Mon 4 Feb 2013
Filed under: Inside Burma,Military,News
Ethnic rebels and Myanmar’s military agreed Monday to reduce armed tensions after weeks of intense fighting, capping an effort by neighboring China to restore stability along its southern border and protect the investments it has made in the Southeast Asian country.After seven hours of talks in Ruili, a Chinese town that borders Myanmar’s northern Kachin state, both sides issued a statement that stopped short of a peace deal, but agreed to hold more talks at the end of February, to step up communications and to ease military tensions that have spilled over the border.
The meeting between the Kachin Independence Organization, which has fought for decades for autonomy for the ethnic Kachin people in northern Myanmar, and central government authorities was held under China’s assistance, though Beijing demurred on claiming a formal mediator’s role.
“China would like to continue to play a constructive role in the peace talks,” said Hua Chunying, a spokesperson for China’s Ministry of Foreign Affairs. Ruili was described as a “convenient location” for talks.
Kachin state is home to jade mines and other mineral deposits that Chinese companies have invested in extracting or have a market for at home. The town of Laiza, headquarters of the Kachin Independence Organization and where most fighting has occurred, is near the route of oil and gas pipelines between China and Myanmar, a $2.5 billion China-funded project that is due to start operating in June.
Analysts also say China’s involvement aims in part to prevent a situation in which thousands of refugees flood to camps around the border, as happened in 2008 when about 30,000 refugees from the Kokang ethnic group fled to China after attacks by Myanmar forces.
Though it was unclear whether the government or the rebels were “going into the current talks with a changed attitude,” Jan Zalewski, a London-based analyst with IHS Jane’s, said the discussions could serve as a “trust-building measure” to improve the atmosphere for further negotiations.
Beijing has been silent on the role it has played between Myanmar’s government and the myriad ethnic armies that line its rugged borders, many of them along the Chinese frontier.
For decades, the government forces were part of a military dictatorship that kept the country isolated and that brutalized rebellious regions to extend its control, human-rights groups said. The clashes drew international attention recently from a growing list of countries that have backed President Thein Sein’s quasicivilian government, which has opened up the economy and political system over the past two years.
The U.S., which showed support for Mr. Thein Sein with a visit from President Barack Obama in November, said it was “deeply troubled” by the eruption in fighting.

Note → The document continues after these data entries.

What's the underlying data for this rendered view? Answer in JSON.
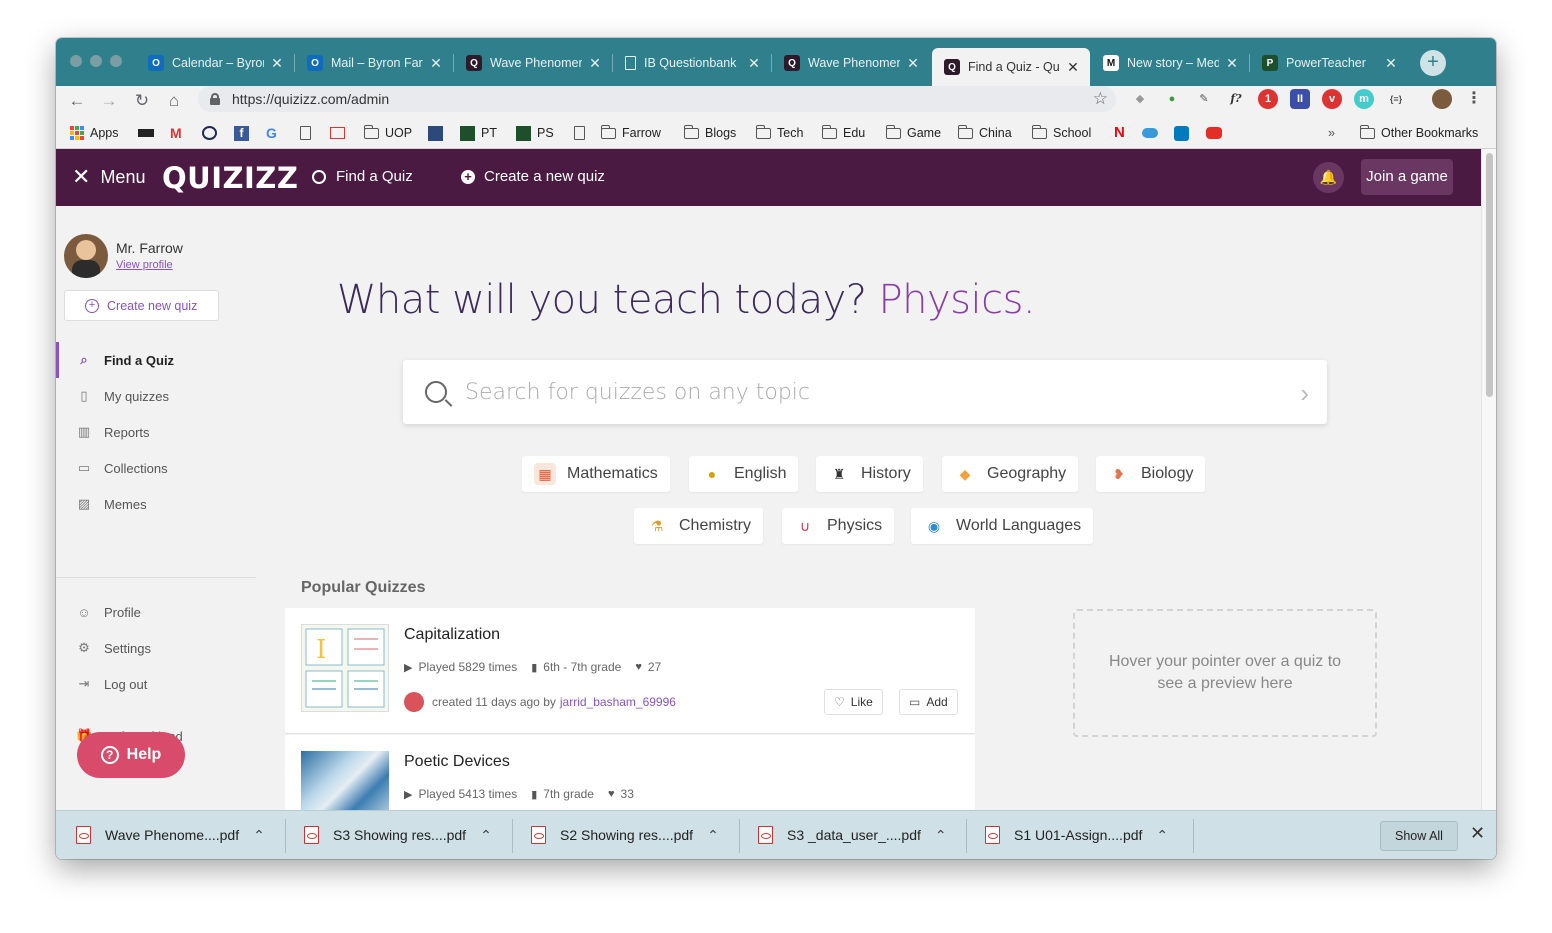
{
  "browser": {
    "tabs": [
      {
        "title": "Calendar – Byron",
        "fav": "O",
        "fav_color": "#0f6cbd"
      },
      {
        "title": "Mail – Byron Farr",
        "fav": "O",
        "fav_color": "#0f6cbd"
      },
      {
        "title": "Wave Phenomen",
        "fav": "Q",
        "fav_color": "#2d1b2b"
      },
      {
        "title": "IB Questionbank",
        "fav": "",
        "fav_color": "transparent"
      },
      {
        "title": "Wave Phenomen",
        "fav": "Q",
        "fav_color": "#2d1b2b"
      },
      {
        "title": "Find a Quiz - Qui",
        "fav": "Q",
        "fav_color": "#2d1b2b"
      },
      {
        "title": "New story – Med",
        "fav": "M",
        "fav_color": "#111111"
      },
      {
        "title": "PowerTeacher",
        "fav": "P",
        "fav_color": "#1d4f2b"
      }
    ],
    "url": "https://quizizz.com/admin",
    "bookmarks": [
      {
        "label": "Apps",
        "kind": "apps"
      },
      {
        "label": "",
        "kind": "bbc"
      },
      {
        "label": "",
        "kind": "gmail"
      },
      {
        "label": "",
        "kind": "circle"
      },
      {
        "label": "",
        "kind": "facebook"
      },
      {
        "label": "",
        "kind": "google"
      },
      {
        "label": "",
        "kind": "page"
      },
      {
        "label": "",
        "kind": "mail"
      },
      {
        "label": "UOP",
        "kind": "folder"
      },
      {
        "label": "",
        "kind": "puzzle"
      },
      {
        "label": "PT",
        "kind": "ps"
      },
      {
        "label": "PS",
        "kind": "ps"
      },
      {
        "label": "",
        "kind": "page"
      },
      {
        "label": "Farrow",
        "kind": "folder"
      },
      {
        "label": "Blogs",
        "kind": "folder"
      },
      {
        "label": "Tech",
        "kind": "folder"
      },
      {
        "label": "Edu",
        "kind": "folder"
      },
      {
        "label": "Game",
        "kind": "folder"
      },
      {
        "label": "China",
        "kind": "folder"
      },
      {
        "label": "School",
        "kind": "folder"
      }
    ],
    "more_bookmarks": "»",
    "other_bookmarks": "Other Bookmarks"
  },
  "header": {
    "menu_label": "Menu",
    "logo": "QUIZIZZ",
    "find_quiz": "Find a Quiz",
    "create_quiz": "Create a new quiz",
    "join_game": "Join a game"
  },
  "sidebar": {
    "user_name": "Mr. Farrow",
    "view_profile": "View profile",
    "create_new_quiz": "Create new quiz",
    "nav": [
      {
        "label": "Find a Quiz",
        "icon": "search-icon",
        "active": true
      },
      {
        "label": "My quizzes",
        "icon": "document-icon",
        "active": false
      },
      {
        "label": "Reports",
        "icon": "bar-chart-icon",
        "active": false
      },
      {
        "label": "Collections",
        "icon": "folder-icon",
        "active": false
      },
      {
        "label": "Memes",
        "icon": "image-icon",
        "active": false
      }
    ],
    "nav2": [
      {
        "label": "Profile",
        "icon": "user-icon"
      },
      {
        "label": "Settings",
        "icon": "gear-icon"
      },
      {
        "label": "Log out",
        "icon": "logout-icon"
      },
      {
        "label": "Refer a friend",
        "icon": "gift-icon"
      }
    ],
    "help": "Help"
  },
  "main": {
    "hero_text": "What will you teach today?",
    "hero_subject": "Physics.",
    "search_placeholder": "Search for quizzes on any topic",
    "subjects_row1": [
      "Mathematics",
      "English",
      "History",
      "Geography",
      "Biology"
    ],
    "subjects_row2": [
      "Chemistry",
      "Physics",
      "World Languages"
    ],
    "popular_title": "Popular Quizzes",
    "quizzes": [
      {
        "name": "Capitalization",
        "played": "Played 5829 times",
        "grade": "6th - 7th grade",
        "likes": "27",
        "created": "created 11 days ago by",
        "author": "jarrid_basham_69996"
      },
      {
        "name": "Poetic Devices",
        "played": "Played 5413 times",
        "grade": "7th grade",
        "likes": "33"
      }
    ],
    "like_label": "Like",
    "add_label": "Add",
    "preview_hint": "Hover your pointer over a quiz to see a preview here"
  },
  "downloads": {
    "files": [
      "Wave Phenome....pdf",
      "S3 Showing res....pdf",
      "S2 Showing res....pdf",
      "S3 _data_user_....pdf",
      "S1 U01-Assign....pdf"
    ],
    "show_all": "Show All"
  },
  "colors": {
    "tab_strip": "#2f7f8c",
    "quizizz_header": "#4b1a43",
    "accent_purple": "#8854c0",
    "help_pink": "#d94b6a"
  }
}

The stakes are perhaps highest for China, which abuts the Kachin territory. Stray bombs crossed its borders as the government forces pounded rebels with airstrikes and mortars in recent weeks, and thousands of people fled their homes, many of them seeking shelter with relatives in China. Beijing sent an unspecified number of troops to “watch” the border.
The talks Monday came less that two weeks after government forces seized several strategic positions, despite declaring a unilateral cease-fire. Analysts say that both sides—particularly the Kachins, who have lost significant ground since fighting began in 2011, ending a 17-year cease-fire—remain cautious and suspicious. The Kachins are the last remaining minority group still fighting the military.
“For the Kachins, they are still unsure of what is going on in the peace process and there is no trust in the government,” said Ko Ko Gyi, a leader of the 88 Generation Student Group, a pro-democracy movement whose members have visited the troubled area several times.
The role of outside observers in peace dealings had long been a prerequisite for the Kachins. The presence of China and other ethnic minority groups that attended Monday could build trust in the peace process, analysts say, potentially laying the groundwork for a long-sought deal.
“China’s primary interest is, of course, stability along its border and it will be actively working to achieve that outcome via a cease-fire between the two sides,” Ian Storey, a fellow at the Institute of Southeast Asian Studies in Singapore, said. He said that China has historically maintained close links with both sides.
—Celine Fernandez in Kuala Lumpur and Laurie Burkitt in Beijing contributed to this article.